SAM Beeton could be the biggest homegrown music star that the city has produced in nearly two decades. The 20-year-old from Carlton is signed to one of the world’s biggest record labels, has been played on national radio and appeared on ITV and Channel 4. Many music critics have predicted he’ll follow in the footsteps of James Morrison, Paolo Nutini and James Blunt.
But his mum won’t boast.
“I never told my friends at work,” said Karen, 49, a trademark paralegal.
“I’ve tried to keep it low key but of course I’m proud of what he’s achieved.”
Sam, who still lives at the family home, recently released his debut single What You Look For via SonyBMG, who he signed to 18 months ago.
Since then he has toured with Sandi Thom, James Morrison and Paolo Nutini and appeared at festivals with the Foo Fighters and Kanye West. Next month he’ll be supporting Scouting For Girls on a UK arena tour, including a date at the Trent FM Arena.
“It brings tears to the eyes when you see your son on stage at the V Festival playing to thousands of people,” admitted dad John, 57, a retired BT engineer and former member of punk band The Drains, regulars on the Nottingham circuit.
“We never pushed him to play music, he just picked up the guitar when he was tiny and it went from there.”
John played gigs with Sam at the local pub, The Old Volunteer, where he was spotted by a music industry scout.
"He came in to watch a band on a Sunday afternoon when he was about 13," said landlady Lorraine Craig.
"I'd known him since he was five because he went to school my son Jack. And I said 'are you going to get up and give us a song then?' And he did. You could tell he was going to make it because he was such a natural."
Mum also plays guitar, violin, recorder and even bagpipes, while brother Paul, 31, a retail manager plays guitar.
"“My dad’s heavily in to really melodic stuff," said Sam.
"The Beatles, The Beach Boys and The Kinks. And a lot of blues. My mum’s side of it was more folky. She was in to the Levellers, Nick Drake. My brother was in to Jeff Buckley. So it was a real mix of stuff that I had access to when I was growing up.”
“We are a musical family,” said Karen.
“One of the bedrooms is full of equipment and there’s always been a lot noise in the house. I dread to think what the neighbours think.”
She added: “Sam is pretty good, he’s not too untidy but he is typical lad and when he’s playing music at two in the morning I do have to tell him to turn it down.”
With another single due in December and the album to follow in January, there’s every hope Sam can be the city’s biggest pop export since KWS topped the chart in 1992 with Pleasse Don’t Go.
“There hasn’t really been any really big successes from the city,” said Karen.
“Paper Lace was the last one I remember in the seventies. So Sam making it will be good for city. And everyone has been very supportive.”
Karen admitted she is on the internet searching for comments about her youngest son.
“Most of the time it’s positive but sometimes I do get really annoyed when reviewers get personal. Fair enough if you don’t like his music but don’t attack him as a person when you don’t know him. Sam just says ‘oh mum, leave it, that’s going to happen’”.

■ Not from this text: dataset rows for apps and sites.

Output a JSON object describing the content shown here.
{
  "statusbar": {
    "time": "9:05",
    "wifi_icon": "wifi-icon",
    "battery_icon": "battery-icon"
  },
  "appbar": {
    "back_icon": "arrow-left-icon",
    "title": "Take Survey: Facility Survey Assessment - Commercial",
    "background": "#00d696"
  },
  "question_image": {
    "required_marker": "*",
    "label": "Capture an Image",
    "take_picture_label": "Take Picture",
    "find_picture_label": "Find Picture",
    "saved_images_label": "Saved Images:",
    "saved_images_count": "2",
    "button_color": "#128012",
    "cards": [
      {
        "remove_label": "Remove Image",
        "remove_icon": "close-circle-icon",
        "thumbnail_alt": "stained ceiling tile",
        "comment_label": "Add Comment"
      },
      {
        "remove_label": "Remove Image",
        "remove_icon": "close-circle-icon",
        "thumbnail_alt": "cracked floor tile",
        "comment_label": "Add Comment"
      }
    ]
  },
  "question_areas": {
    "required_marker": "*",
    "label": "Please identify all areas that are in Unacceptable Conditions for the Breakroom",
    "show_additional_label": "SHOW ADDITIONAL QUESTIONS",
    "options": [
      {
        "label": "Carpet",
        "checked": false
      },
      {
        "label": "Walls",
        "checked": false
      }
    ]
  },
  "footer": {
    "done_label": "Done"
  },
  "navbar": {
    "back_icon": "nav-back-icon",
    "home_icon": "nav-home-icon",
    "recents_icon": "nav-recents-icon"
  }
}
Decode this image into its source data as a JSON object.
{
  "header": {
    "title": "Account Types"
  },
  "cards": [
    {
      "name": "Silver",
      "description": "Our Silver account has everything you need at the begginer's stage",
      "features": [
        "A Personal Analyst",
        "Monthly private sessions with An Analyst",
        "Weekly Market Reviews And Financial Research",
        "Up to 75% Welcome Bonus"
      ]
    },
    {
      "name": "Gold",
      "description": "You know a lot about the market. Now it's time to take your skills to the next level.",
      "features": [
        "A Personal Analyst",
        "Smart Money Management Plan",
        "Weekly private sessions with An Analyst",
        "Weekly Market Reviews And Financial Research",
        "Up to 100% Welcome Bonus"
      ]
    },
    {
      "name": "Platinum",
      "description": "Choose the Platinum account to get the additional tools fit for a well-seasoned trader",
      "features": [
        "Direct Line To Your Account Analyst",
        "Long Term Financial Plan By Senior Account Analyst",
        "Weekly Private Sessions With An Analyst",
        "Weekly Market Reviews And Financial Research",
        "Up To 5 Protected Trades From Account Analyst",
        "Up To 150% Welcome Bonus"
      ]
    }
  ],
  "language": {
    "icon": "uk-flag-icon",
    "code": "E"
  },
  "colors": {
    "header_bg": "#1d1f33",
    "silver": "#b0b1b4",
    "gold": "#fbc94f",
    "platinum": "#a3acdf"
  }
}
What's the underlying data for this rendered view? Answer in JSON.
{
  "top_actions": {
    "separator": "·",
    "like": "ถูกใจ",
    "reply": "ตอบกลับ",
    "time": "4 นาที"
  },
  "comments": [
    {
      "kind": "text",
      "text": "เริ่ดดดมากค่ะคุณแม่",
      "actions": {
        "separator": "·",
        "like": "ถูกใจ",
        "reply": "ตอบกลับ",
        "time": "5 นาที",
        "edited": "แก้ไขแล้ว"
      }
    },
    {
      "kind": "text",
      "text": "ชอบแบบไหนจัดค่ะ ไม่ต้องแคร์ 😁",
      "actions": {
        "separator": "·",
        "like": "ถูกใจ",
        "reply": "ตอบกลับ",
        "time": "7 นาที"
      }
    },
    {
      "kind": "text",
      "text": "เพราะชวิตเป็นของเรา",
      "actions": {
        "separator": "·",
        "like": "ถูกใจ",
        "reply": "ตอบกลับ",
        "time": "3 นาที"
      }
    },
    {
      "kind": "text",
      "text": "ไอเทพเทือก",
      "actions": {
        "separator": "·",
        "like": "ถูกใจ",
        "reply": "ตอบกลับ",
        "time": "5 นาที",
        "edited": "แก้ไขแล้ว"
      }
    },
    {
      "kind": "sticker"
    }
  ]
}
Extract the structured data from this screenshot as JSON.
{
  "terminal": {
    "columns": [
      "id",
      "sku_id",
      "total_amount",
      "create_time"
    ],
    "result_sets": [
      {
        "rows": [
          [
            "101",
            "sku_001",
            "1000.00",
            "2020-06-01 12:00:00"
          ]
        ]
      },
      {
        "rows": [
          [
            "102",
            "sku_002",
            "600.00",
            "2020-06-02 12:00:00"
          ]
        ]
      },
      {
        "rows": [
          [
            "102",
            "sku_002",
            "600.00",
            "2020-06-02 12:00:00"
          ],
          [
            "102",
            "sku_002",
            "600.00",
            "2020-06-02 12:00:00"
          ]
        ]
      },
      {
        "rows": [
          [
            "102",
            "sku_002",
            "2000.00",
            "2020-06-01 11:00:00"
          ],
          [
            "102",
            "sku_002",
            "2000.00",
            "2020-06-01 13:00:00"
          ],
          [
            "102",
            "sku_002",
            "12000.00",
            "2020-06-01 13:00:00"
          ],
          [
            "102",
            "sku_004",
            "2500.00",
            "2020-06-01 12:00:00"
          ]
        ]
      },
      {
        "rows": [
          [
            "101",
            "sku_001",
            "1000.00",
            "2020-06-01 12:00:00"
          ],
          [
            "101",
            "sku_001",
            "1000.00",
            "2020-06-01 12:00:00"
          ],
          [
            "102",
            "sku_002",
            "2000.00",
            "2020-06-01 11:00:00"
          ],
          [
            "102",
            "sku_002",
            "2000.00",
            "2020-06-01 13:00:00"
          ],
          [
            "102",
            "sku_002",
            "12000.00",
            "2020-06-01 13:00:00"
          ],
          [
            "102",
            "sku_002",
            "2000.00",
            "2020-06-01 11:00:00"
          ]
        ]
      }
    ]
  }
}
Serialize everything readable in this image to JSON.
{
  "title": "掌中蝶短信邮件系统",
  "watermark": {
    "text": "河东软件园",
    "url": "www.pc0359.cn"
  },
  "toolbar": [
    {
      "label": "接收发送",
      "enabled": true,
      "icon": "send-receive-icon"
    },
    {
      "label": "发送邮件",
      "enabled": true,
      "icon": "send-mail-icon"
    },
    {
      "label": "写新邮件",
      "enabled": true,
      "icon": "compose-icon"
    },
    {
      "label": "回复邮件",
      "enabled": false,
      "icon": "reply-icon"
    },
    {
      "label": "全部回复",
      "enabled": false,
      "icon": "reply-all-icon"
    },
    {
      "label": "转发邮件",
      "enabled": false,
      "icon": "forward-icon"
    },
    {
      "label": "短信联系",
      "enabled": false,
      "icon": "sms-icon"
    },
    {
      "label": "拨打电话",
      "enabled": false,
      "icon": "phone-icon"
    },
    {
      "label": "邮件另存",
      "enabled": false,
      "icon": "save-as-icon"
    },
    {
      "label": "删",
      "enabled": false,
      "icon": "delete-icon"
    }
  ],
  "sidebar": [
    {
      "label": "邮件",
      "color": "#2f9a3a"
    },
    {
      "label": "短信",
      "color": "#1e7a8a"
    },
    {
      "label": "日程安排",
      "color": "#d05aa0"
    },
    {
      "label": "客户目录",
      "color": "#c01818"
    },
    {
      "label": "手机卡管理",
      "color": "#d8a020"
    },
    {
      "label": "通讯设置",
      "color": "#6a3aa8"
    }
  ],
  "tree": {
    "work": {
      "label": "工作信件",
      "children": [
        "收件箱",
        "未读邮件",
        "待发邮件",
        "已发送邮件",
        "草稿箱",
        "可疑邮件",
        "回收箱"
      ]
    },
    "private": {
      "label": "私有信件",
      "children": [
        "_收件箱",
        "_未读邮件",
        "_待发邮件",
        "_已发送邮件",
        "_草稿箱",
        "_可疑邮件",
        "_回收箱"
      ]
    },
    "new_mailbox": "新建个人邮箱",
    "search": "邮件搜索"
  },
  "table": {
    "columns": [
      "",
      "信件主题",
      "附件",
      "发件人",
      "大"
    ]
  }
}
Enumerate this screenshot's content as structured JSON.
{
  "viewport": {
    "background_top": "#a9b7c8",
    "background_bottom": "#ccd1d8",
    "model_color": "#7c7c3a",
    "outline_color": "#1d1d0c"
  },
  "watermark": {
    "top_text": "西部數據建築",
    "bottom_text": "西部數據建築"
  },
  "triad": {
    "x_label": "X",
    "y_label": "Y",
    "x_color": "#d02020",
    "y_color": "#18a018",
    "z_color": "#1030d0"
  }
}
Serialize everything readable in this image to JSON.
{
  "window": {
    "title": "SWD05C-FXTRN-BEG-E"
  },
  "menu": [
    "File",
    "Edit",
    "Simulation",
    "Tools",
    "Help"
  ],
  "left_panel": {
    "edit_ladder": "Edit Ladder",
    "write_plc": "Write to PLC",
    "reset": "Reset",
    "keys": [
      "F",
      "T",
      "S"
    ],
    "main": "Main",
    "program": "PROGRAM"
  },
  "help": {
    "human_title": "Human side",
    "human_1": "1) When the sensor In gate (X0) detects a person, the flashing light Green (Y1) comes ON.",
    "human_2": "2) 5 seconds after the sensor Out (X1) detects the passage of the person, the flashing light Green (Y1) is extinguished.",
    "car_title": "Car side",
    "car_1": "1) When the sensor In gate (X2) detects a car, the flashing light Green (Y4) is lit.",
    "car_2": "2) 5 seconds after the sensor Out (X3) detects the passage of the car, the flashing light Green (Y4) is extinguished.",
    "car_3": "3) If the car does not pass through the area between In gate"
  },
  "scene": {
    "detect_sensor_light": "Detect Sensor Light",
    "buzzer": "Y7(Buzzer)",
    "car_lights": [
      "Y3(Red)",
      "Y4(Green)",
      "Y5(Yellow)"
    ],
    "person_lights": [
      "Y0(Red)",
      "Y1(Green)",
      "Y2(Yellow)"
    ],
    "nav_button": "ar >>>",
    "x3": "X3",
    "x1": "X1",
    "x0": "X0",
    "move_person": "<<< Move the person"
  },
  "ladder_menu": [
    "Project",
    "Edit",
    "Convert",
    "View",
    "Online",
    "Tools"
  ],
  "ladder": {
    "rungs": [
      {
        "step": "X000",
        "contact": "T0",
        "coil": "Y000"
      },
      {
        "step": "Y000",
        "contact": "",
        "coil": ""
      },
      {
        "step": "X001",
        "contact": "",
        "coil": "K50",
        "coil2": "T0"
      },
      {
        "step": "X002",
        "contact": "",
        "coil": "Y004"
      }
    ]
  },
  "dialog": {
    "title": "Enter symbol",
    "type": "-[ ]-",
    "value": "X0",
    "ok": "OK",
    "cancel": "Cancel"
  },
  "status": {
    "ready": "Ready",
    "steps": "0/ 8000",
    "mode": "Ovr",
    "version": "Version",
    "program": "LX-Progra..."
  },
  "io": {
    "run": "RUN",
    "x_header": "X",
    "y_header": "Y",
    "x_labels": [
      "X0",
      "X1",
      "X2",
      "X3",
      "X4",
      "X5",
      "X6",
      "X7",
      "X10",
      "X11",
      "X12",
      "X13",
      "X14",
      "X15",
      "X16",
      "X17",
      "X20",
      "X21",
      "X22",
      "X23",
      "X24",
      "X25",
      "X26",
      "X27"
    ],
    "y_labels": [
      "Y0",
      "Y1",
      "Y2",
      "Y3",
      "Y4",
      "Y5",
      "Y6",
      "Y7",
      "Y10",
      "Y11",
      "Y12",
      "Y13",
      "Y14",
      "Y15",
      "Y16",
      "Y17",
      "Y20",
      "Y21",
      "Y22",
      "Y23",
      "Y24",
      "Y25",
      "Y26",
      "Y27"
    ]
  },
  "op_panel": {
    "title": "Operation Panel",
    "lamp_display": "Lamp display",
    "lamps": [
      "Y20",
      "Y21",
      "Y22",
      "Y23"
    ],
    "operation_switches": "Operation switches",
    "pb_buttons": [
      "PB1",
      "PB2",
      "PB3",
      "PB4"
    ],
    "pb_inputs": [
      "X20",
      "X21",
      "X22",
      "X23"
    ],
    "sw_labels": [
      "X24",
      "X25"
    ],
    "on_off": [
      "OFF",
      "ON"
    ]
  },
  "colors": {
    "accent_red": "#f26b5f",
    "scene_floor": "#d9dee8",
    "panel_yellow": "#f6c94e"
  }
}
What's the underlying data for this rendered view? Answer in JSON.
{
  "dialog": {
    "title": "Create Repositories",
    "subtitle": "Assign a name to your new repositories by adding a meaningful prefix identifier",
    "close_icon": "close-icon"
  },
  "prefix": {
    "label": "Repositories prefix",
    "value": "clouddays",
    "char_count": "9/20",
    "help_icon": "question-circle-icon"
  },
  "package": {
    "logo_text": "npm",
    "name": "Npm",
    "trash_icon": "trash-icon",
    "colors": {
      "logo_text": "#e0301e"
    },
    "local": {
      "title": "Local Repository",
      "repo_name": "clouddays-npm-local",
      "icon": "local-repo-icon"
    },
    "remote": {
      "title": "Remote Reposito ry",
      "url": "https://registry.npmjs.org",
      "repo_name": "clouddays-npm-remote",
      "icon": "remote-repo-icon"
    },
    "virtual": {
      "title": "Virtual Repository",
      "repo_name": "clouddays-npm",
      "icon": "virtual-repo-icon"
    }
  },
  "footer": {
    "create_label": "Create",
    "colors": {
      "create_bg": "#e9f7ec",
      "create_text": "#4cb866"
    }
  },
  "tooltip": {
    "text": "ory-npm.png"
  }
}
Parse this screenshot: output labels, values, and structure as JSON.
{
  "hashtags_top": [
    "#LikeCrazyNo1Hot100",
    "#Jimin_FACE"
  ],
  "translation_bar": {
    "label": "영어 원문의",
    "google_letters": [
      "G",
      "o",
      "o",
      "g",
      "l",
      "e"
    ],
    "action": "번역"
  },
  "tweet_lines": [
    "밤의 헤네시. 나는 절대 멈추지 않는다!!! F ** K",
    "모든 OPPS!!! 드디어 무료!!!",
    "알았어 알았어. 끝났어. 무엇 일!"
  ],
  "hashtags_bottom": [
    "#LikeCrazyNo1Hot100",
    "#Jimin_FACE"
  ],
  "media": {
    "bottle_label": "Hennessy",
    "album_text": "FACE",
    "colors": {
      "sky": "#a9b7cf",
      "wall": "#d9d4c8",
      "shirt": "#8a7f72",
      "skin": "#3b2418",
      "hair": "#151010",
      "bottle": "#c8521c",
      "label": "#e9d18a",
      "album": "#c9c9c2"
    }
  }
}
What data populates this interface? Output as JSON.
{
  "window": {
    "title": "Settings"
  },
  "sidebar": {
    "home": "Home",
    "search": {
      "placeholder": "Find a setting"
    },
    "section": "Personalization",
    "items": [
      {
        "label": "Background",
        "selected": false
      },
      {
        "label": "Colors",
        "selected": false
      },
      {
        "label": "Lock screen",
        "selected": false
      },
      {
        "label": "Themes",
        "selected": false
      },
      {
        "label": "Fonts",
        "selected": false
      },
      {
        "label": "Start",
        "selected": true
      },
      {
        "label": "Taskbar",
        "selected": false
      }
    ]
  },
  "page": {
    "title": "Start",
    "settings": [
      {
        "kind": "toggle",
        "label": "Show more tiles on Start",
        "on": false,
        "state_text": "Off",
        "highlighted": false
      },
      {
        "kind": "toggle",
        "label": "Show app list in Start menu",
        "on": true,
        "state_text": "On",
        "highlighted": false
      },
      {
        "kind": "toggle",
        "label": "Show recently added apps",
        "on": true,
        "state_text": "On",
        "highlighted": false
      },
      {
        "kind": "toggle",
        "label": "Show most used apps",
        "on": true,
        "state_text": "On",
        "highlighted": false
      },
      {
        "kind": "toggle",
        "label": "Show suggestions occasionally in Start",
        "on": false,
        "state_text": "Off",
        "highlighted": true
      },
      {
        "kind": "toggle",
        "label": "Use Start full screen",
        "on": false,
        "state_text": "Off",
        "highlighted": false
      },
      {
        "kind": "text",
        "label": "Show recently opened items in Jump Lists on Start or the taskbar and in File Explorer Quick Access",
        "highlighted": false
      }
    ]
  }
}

Said Sam: "We did have one girl come to the door asking for me which was a bit strange."
“And there have been a few giggling girls phoning up asking if he lives here," laughed Karen.
"But he’s hardly ever home these days.”
She added: “He is being recognised in the street but people tend to just stare which is a bit unnerving. But he seems to be taking it all in his stride. He’s so laid back he’ll fall over one of these days. The only time he gets nervous is when we have family round and we ask him to play a song for them.”